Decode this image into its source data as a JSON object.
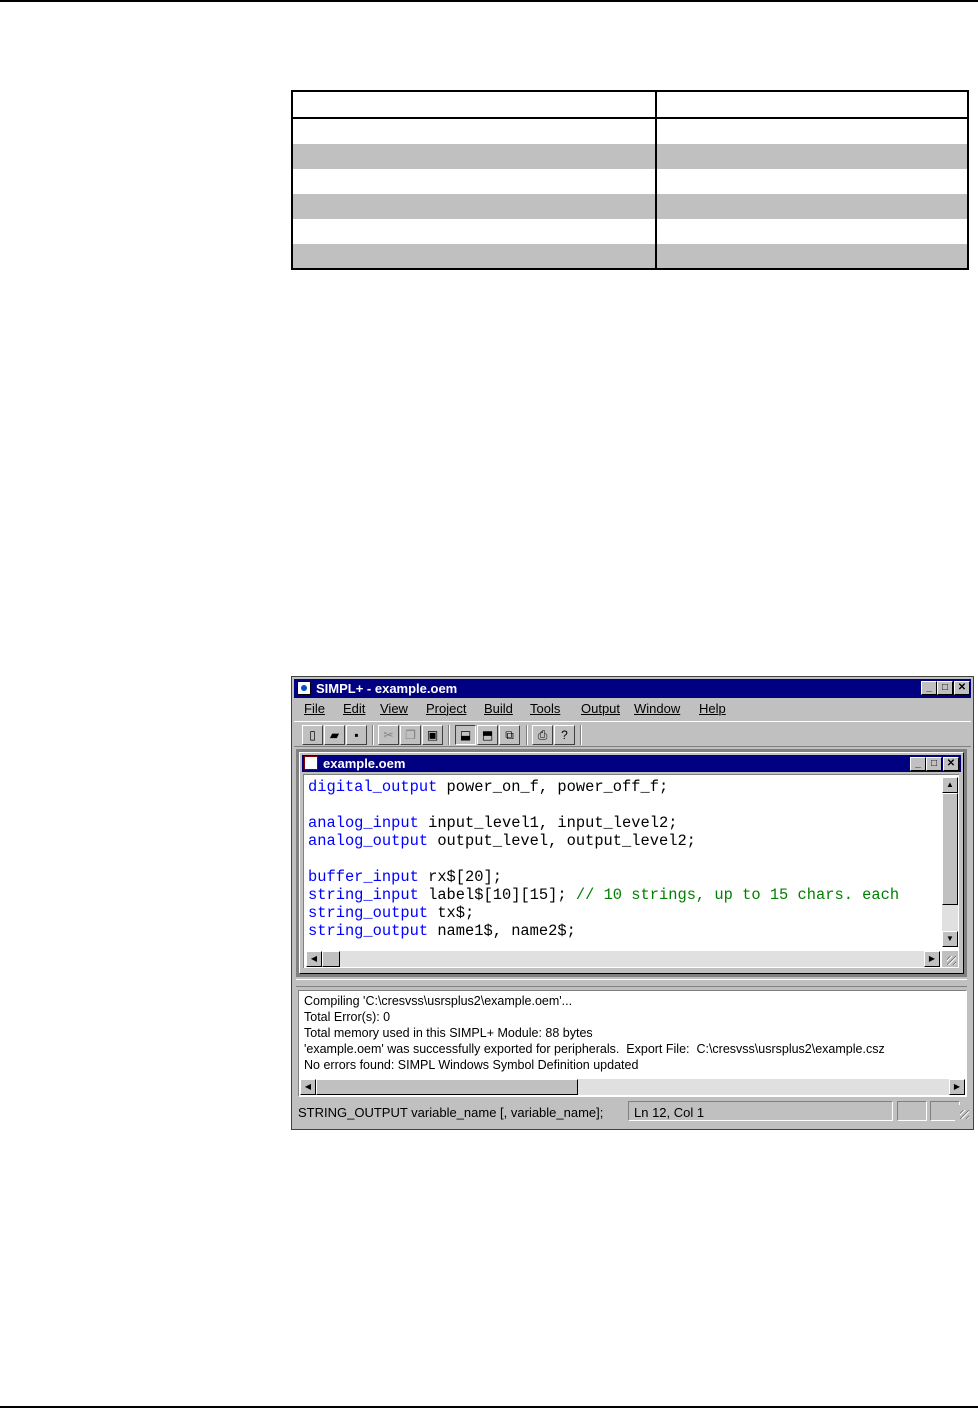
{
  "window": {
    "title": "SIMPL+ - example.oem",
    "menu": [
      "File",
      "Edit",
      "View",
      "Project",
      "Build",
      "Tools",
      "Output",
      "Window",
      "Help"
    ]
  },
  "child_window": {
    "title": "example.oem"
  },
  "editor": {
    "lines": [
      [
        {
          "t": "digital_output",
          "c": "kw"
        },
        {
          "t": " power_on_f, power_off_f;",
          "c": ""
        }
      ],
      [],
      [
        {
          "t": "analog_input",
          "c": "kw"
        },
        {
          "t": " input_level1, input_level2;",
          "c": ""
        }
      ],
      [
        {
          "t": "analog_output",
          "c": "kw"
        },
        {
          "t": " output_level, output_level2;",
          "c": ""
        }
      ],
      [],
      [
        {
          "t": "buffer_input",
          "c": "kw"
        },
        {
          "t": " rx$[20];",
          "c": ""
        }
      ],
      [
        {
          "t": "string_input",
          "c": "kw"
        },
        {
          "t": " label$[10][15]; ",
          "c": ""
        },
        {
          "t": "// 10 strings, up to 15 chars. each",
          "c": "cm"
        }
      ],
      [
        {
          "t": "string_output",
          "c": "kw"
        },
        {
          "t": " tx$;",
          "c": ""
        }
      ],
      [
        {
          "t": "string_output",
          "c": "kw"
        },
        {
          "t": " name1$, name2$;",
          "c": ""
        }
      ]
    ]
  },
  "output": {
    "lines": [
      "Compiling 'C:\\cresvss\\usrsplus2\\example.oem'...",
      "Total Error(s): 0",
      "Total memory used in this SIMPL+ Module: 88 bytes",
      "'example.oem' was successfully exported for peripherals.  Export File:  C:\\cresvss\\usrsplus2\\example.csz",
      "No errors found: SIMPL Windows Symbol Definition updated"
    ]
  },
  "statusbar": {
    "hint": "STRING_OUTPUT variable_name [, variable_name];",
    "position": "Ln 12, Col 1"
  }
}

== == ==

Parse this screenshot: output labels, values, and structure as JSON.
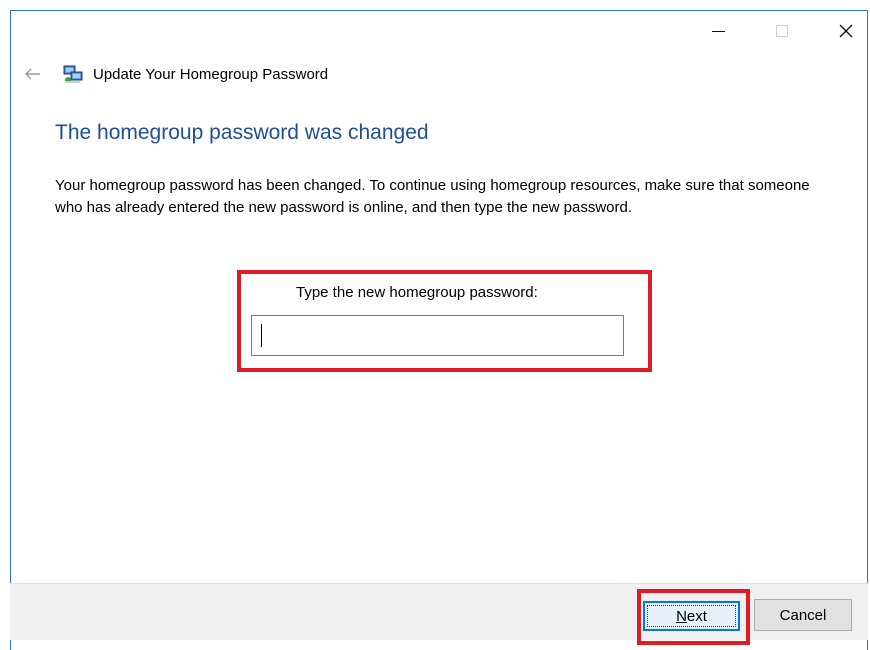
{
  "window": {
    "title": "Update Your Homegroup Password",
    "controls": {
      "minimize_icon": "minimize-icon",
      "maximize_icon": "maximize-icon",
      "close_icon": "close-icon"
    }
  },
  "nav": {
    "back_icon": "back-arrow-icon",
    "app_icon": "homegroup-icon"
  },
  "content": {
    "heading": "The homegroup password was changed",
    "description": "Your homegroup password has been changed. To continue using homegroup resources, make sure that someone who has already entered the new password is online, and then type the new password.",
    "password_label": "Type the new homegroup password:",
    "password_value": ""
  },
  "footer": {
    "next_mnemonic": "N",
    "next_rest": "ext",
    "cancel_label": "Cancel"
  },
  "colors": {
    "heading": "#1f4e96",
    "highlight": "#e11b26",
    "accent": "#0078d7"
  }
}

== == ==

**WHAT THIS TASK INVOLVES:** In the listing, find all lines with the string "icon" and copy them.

**YOUR SOLUTION:**
      "minimize_icon": "minimize-icon",
      "maximize_icon": "maximize-icon",
      "close_icon": "close-icon"
    "back_icon": "back-arrow-icon",
    "app_icon": "homegroup-icon"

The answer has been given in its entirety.